The U.S. Navy SEALs are selected through a physical and mental military-training process. Once they are done, their job puts them in potentially dangerous situations, sometimes leaving them wounded. Ten University of Iowa students are working to raise money in order to provide wounded SEALs with tailored clothing for special occasions.
The initiative—Suits 4 SEALS—splits members of the group into three teams: promotion and publicity, community outreach, and web. The project is aiming to raise $10,000 that will be used mainly for tailors, clothes, and the plane tickets that will take the SEALs to Chicago to get their sizes measured.
These 10 students are part of a bigger fundraising initiative.

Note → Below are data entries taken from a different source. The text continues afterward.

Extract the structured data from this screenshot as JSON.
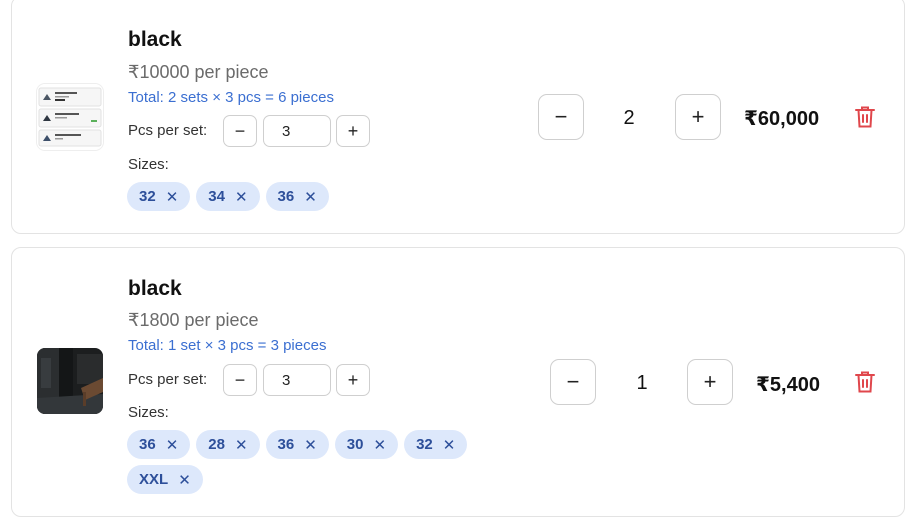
{
  "cart": {
    "items": [
      {
        "title": "black",
        "price": "₹10000 per piece",
        "total": "Total: 2 sets × 3 pcs = 6 pieces",
        "pcs_label": "Pcs per set:",
        "pcs_value": "3",
        "pcs_minus": "−",
        "pcs_plus": "+",
        "sizes_label": "Sizes:",
        "sizes": [
          "32",
          "34",
          "36"
        ],
        "qty_minus": "−",
        "qty": "2",
        "qty_plus": "+",
        "line_total": "₹60,000",
        "icons": {
          "remove": "trash-icon",
          "chip_remove": "close-icon"
        }
      },
      {
        "title": "black",
        "price": "₹1800 per piece",
        "total": "Total: 1 set × 3 pcs = 3 pieces",
        "pcs_label": "Pcs per set:",
        "pcs_value": "3",
        "pcs_minus": "−",
        "pcs_plus": "+",
        "sizes_label": "Sizes:",
        "sizes": [
          "36",
          "28",
          "36",
          "30",
          "32",
          "XXL"
        ],
        "qty_minus": "−",
        "qty": "1",
        "qty_plus": "+",
        "line_total": "₹5,400",
        "icons": {
          "remove": "trash-icon",
          "chip_remove": "close-icon"
        }
      }
    ],
    "colors": {
      "accent": "#3b6fd1",
      "chip_bg": "#dde8fb",
      "chip_text": "#2d4f9a",
      "danger": "#e0474c"
    }
  }
}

Led by Joseph Sulentic, a lecturer in the UI Tippie College of Business and instructor for the Social Entrepreneurship course, 63 students are participating in various other projects, such as raising money for the Cedar Rapids Boys and Girls Club.
"When you do a real project, you run into roadblocks," Sulentic said. "It's important to learn that you maneuver around roadblocks, and come up with a solution, and become critical thinkers."
One roadblock came with promotion. Juliana Fabiano, a former Daily Iowan employee, took responsibility for the video posted on GoFundMe.
"We tried to get Navy SEALS to talk to us so they could be interviewed on tape, but Navy SEALS are really secure on their identities," she said.
This is not the first time the course raised money through the students' projects. In 2002, the students were able to raise $25,000 in donations to send to the New York City Fire Department, and in the last three years, they've raised $10,000 in donations, which were sent to UI Children's Hospital.
The effort to provide clothing for the SEALs was inspired by a visit by a retired Navy SEAL earlier this semester.
The SEAL was invited as a guest lecturer, and he shared his stories from his time in Afghanistan. He also introduced a company called Wounded Wear, which was initiated by his injured compatriot.
"[The retired SEAL] gave us a moving speech, and we all just kind of sat there and were all inspired by his bravery," said Samantha Saltess, a senior at the UI, who works on the promotion and publicity team. "He was telling us how he got shot on his leg and how his team came to save him. [Our team] thought, 'How can we give back to these people who gave so much to us?'"
Ultimately, the goal for the project is to host a tailoring event on Aug. 17.
Sulentic is enthusiastic about the Suits 4 SEALS project.
"The SEALs have done so much to help the country," he said. "We just wanted to have a token of our appreciation to help their lives and try to make it better."